Web page and app entries:

------------

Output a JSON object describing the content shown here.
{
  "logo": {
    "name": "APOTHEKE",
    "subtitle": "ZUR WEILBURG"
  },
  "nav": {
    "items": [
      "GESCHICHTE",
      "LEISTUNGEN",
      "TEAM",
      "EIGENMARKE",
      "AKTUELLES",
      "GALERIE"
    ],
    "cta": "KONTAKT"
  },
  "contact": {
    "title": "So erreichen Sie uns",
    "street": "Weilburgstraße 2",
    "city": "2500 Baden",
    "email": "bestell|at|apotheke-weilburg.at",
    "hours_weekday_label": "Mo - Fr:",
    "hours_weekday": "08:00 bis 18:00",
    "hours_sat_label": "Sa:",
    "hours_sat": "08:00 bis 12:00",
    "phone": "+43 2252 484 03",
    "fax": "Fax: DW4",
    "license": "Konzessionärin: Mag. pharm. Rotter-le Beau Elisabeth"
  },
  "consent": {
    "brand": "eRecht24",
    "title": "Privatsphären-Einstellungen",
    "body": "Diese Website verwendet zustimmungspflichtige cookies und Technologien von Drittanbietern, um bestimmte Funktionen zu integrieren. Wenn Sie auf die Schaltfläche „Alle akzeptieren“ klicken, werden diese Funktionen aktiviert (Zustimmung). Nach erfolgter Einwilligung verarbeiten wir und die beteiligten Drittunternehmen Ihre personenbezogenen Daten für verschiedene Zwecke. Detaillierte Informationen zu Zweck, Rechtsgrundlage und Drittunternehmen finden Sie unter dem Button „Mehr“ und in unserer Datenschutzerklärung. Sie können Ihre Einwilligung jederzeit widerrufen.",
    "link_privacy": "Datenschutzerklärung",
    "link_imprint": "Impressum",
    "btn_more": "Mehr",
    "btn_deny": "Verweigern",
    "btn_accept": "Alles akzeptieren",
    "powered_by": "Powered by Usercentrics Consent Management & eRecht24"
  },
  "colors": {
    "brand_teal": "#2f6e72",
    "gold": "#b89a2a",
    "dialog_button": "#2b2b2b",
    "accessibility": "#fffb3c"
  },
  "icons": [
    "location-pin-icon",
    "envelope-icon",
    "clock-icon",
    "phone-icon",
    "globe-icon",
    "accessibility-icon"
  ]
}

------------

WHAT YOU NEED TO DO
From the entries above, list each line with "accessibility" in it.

EXERCISE SOLUTION
    "accessibility": "#fffb3c"
    "accessibility-icon"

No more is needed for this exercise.